Wittgenstein developed what has become known as "the picture theory of meaning" in his Tractatus Logico-Philosophicus. This has been widely interpreted as a comparison between the way in which an engineering drawing is derived by means of projection from the object, and the way in which language and/or thought is derived from the world around us. Recent research into the intellectual history of graphical representation has shown that in addition to this kind of drawing, other forms of graphical representation were gaining in importance at the time. This chapter uses graphical statics and dynamic modelling to argue that Wittgenstein's picture theory of meaning is not based on a simple analogy of depiction, but on the contrary seeks a mode of representation by which performance and action can be calculated. This interpretation explains why the picture theory may be relevant to Wittgenstein's interest in ethics and the mystical, a matter on which Russell remained completely baffled.

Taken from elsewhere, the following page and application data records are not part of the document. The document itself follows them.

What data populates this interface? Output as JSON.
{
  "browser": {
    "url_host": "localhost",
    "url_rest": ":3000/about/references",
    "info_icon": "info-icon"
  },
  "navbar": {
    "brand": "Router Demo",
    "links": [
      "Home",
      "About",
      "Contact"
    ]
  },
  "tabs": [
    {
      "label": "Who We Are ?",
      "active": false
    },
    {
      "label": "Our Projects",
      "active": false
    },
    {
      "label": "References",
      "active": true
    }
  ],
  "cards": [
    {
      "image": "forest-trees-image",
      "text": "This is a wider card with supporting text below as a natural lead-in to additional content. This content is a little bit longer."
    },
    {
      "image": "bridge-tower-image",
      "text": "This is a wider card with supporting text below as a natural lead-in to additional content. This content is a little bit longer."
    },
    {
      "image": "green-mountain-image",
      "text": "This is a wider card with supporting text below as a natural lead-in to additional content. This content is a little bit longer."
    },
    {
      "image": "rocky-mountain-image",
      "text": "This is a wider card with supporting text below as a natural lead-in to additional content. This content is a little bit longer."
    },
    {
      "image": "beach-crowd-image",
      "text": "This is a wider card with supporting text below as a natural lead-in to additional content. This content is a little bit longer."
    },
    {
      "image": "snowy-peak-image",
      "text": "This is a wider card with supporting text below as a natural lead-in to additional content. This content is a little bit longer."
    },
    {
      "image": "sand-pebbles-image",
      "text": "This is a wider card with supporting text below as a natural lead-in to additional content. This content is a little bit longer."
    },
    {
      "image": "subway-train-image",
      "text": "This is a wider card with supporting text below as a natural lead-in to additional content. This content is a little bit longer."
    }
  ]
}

|Title of host publication||Multidisciplinary Approaches to Visual Representations and Interpretations|
|Place of Publication||Amsterdam|
|Publication status||Published - 2004|